Fighting about money is known to lead couples to divorce court, but a newstudyfrom the University of California San Diego finds a lot of it comes down to differences in financial risk preferences. Their research suggests couples not seeing eye to eye on savings and investment decisions is a major driver for divorce.
The long-term study looked at 53-hundred German couples between 2004 and 2017, and asked about how much they were willing to risk in different areas of life, including finances, careers and driving.
After taking influential factors like education, cultural background and religion into account, researchers still determine that differences in risk preferences are the biggest predictor of marital separation in the long run. And of all the risk categories in the study, differences in financial risks were the strongest predictor of divorce.
- In fact, the study finds that couples with the least similar risk attitudes are twice as likely to divorce, compared to couples with the most similar preferences. But there’s still hope for them.
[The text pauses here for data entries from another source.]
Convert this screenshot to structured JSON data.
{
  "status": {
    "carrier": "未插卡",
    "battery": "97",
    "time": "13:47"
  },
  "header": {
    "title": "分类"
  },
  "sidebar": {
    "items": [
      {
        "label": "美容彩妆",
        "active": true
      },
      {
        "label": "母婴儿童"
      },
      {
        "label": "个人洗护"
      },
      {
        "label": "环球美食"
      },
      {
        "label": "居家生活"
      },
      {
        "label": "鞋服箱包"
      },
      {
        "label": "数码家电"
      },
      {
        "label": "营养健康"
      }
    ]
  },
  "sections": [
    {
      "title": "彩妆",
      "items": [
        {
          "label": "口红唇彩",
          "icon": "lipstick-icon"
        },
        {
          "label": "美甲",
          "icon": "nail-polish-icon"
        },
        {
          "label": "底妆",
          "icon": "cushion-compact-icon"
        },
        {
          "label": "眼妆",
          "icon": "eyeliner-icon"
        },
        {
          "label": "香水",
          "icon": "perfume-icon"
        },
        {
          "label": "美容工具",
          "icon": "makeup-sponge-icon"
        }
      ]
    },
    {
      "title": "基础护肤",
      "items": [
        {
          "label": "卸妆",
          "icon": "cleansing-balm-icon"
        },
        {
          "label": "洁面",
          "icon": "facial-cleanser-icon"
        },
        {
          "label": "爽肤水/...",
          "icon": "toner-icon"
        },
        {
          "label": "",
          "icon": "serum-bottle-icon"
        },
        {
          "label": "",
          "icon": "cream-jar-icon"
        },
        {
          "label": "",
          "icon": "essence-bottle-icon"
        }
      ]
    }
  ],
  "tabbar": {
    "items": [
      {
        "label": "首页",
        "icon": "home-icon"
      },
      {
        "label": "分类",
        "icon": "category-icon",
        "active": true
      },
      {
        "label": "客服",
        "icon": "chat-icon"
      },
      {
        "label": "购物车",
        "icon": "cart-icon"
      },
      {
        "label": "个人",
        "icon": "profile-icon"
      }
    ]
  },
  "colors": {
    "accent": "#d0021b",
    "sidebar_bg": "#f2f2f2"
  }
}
- Study authors point out that financial attitudes and risk preferences are rarely set in stone and their research suggests couples tend to become more similar over time.
- Couples in the study who aligned their financial views and became more cost-conscious during the recession of 2009 were less likely to divorce later on.